===== Material supplied =====
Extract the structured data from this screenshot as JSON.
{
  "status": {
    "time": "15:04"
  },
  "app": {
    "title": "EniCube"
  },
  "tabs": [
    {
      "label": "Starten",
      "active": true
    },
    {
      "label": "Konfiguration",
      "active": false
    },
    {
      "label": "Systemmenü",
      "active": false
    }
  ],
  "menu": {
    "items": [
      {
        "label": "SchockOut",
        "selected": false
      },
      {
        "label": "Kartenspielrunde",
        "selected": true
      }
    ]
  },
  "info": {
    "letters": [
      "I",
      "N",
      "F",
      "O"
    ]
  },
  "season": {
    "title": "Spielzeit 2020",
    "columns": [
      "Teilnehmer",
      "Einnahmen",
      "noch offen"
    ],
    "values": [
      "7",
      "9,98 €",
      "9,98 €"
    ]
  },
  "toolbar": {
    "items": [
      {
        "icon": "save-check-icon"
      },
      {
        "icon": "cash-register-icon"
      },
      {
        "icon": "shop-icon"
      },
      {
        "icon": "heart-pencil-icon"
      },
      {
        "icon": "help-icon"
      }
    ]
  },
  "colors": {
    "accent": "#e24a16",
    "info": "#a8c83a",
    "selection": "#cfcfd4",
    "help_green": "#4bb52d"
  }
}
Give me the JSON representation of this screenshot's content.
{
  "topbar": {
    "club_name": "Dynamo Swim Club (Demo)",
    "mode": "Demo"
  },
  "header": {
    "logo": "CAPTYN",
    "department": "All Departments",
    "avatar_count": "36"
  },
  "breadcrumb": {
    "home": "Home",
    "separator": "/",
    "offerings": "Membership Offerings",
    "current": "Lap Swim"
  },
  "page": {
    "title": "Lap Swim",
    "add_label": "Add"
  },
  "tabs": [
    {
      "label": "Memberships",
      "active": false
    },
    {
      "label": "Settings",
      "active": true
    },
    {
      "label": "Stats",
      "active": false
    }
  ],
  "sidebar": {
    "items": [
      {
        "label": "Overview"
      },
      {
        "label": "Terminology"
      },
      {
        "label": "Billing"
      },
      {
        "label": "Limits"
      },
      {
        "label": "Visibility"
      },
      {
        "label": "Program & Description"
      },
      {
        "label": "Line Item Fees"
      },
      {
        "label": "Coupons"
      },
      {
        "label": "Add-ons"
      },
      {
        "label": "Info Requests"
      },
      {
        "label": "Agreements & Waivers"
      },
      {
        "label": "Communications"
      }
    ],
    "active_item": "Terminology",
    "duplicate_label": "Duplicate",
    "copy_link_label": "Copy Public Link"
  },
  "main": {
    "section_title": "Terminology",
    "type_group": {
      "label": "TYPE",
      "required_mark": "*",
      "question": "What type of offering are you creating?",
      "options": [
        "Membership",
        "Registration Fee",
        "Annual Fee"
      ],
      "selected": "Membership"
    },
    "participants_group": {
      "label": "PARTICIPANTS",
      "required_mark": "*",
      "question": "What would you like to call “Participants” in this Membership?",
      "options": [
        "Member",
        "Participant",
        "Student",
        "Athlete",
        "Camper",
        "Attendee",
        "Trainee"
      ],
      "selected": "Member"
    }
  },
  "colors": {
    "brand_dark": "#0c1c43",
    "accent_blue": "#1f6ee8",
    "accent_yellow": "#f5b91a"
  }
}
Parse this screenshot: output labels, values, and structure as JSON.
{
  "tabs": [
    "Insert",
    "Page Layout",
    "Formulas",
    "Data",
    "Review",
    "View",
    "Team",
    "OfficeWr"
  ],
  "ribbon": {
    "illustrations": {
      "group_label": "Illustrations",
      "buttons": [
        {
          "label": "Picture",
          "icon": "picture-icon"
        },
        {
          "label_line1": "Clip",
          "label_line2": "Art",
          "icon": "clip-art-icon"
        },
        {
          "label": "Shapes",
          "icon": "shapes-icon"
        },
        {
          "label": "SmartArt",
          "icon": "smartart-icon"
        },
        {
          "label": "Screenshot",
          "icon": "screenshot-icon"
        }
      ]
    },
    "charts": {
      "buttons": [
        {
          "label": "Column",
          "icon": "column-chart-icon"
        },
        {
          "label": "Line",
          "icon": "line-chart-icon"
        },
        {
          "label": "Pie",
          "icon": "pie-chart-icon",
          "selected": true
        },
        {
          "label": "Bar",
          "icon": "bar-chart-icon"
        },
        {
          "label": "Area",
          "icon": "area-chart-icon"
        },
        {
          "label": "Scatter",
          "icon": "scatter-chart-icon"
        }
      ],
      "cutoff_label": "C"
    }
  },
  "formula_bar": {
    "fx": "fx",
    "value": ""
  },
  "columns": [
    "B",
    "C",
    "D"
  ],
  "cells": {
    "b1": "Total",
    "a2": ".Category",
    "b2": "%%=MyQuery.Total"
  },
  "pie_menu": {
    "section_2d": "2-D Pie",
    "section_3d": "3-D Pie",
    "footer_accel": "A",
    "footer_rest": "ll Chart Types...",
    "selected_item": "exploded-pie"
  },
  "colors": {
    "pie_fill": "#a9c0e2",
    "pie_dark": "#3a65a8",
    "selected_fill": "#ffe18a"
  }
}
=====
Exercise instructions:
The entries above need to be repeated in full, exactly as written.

Finished task:
Extract the structured data from this screenshot as JSON.
{
  "status": {
    "time": "15:04"
  },
  "app": {
    "title": "EniCube"
  },
  "tabs": [
    {
      "label": "Starten",
      "active": true
    },
    {
      "label": "Konfiguration",
      "active": false
    },
    {
      "label": "Systemmenü",
      "active": false
    }
  ],
  "menu": {
    "items": [
      {
        "label": "SchockOut",
        "selected": false
      },
      {
        "label": "Kartenspielrunde",
        "selected": true
      }
    ]
  },
  "info": {
    "letters": [
      "I",
      "N",
      "F",
      "O"
    ]
  },
  "season": {
    "title": "Spielzeit 2020",
    "columns": [
      "Teilnehmer",
      "Einnahmen",
      "noch offen"
    ],
    "values": [
      "7",
      "9,98 €",
      "9,98 €"
    ]
  },
  "toolbar": {
    "items": [
      {
        "icon": "save-check-icon"
      },
      {
        "icon": "cash-register-icon"
      },
      {
        "icon": "shop-icon"
      },
      {
        "icon": "heart-pencil-icon"
      },
      {
        "icon": "help-icon"
      }
    ]
  },
  "colors": {
    "accent": "#e24a16",
    "info": "#a8c83a",
    "selection": "#cfcfd4",
    "help_green": "#4bb52d"
  }
}
Give me the JSON representation of this screenshot's content.
{
  "topbar": {
    "club_name": "Dynamo Swim Club (Demo)",
    "mode": "Demo"
  },
  "header": {
    "logo": "CAPTYN",
    "department": "All Departments",
    "avatar_count": "36"
  },
  "breadcrumb": {
    "home": "Home",
    "separator": "/",
    "offerings": "Membership Offerings",
    "current": "Lap Swim"
  },
  "page": {
    "title": "Lap Swim",
    "add_label": "Add"
  },
  "tabs": [
    {
      "label": "Memberships",
      "active": false
    },
    {
      "label": "Settings",
      "active": true
    },
    {
      "label": "Stats",
      "active": false
    }
  ],
  "sidebar": {
    "items": [
      {
        "label": "Overview"
      },
      {
        "label": "Terminology"
      },
      {
        "label": "Billing"
      },
      {
        "label": "Limits"
      },
      {
        "label": "Visibility"
      },
      {
        "label": "Program & Description"
      },
      {
        "label": "Line Item Fees"
      },
      {
        "label": "Coupons"
      },
      {
        "label": "Add-ons"
      },
      {
        "label": "Info Requests"
      },
      {
        "label": "Agreements & Waivers"
      },
      {
        "label": "Communications"
      }
    ],
    "active_item": "Terminology",
    "duplicate_label": "Duplicate",
    "copy_link_label": "Copy Public Link"
  },
  "main": {
    "section_title": "Terminology",
    "type_group": {
      "label": "TYPE",
      "required_mark": "*",
      "question": "What type of offering are you creating?",
      "options": [
        "Membership",
        "Registration Fee",
        "Annual Fee"
      ],
      "selected": "Membership"
    },
    "participants_group": {
      "label": "PARTICIPANTS",
      "required_mark": "*",
      "question": "What would you like to call “Participants” in this Membership?",
      "options": [
        "Member",
        "Participant",
        "Student",
        "Athlete",
        "Camper",
        "Attendee",
        "Trainee"
      ],
      "selected": "Member"
    }
  },
  "colors": {
    "brand_dark": "#0c1c43",
    "accent_blue": "#1f6ee8",
    "accent_yellow": "#f5b91a"
  }
}
Parse this screenshot: output labels, values, and structure as JSON.
{
  "tabs": [
    "Insert",
    "Page Layout",
    "Formulas",
    "Data",
    "Review",
    "View",
    "Team",
    "OfficeWr"
  ],
  "ribbon": {
    "illustrations": {
      "group_label": "Illustrations",
      "buttons": [
        {
          "label": "Picture",
          "icon": "picture-icon"
        },
        {
          "label_line1": "Clip",
          "label_line2": "Art",
          "icon": "clip-art-icon"
        },
        {
          "label": "Shapes",
          "icon": "shapes-icon"
        },
        {
          "label": "SmartArt",
          "icon": "smartart-icon"
        },
        {
          "label": "Screenshot",
          "icon": "screenshot-icon"
        }
      ]
    },
    "charts": {
      "buttons": [
        {
          "label": "Column",
          "icon": "column-chart-icon"
        },
        {
          "label": "Line",
          "icon": "line-chart-icon"
        },
        {
          "label": "Pie",
          "icon": "pie-chart-icon",
          "selected": true
        },
        {
          "label": "Bar",
          "icon": "bar-chart-icon"
        },
        {
          "label": "Area",
          "icon": "area-chart-icon"
        },
        {
          "label": "Scatter",
          "icon": "scatter-chart-icon"
        }
      ],
      "cutoff_label": "C"
    }
  },
  "formula_bar": {
    "fx": "fx",
    "value": ""
  },
  "columns": [
    "B",
    "C",
    "D"
  ],
  "cells": {
    "b1": "Total",
    "a2": ".Category",
    "b2": "%%=MyQuery.Total"
  },
  "pie_menu": {
    "section_2d": "2-D Pie",
    "section_3d": "3-D Pie",
    "footer_accel": "A",
    "footer_rest": "ll Chart Types...",
    "selected_item": "exploded-pie"
  },
  "colors": {
    "pie_fill": "#a9c0e2",
    "pie_dark": "#3a65a8",
    "selected_fill": "#ffe18a"
  }
}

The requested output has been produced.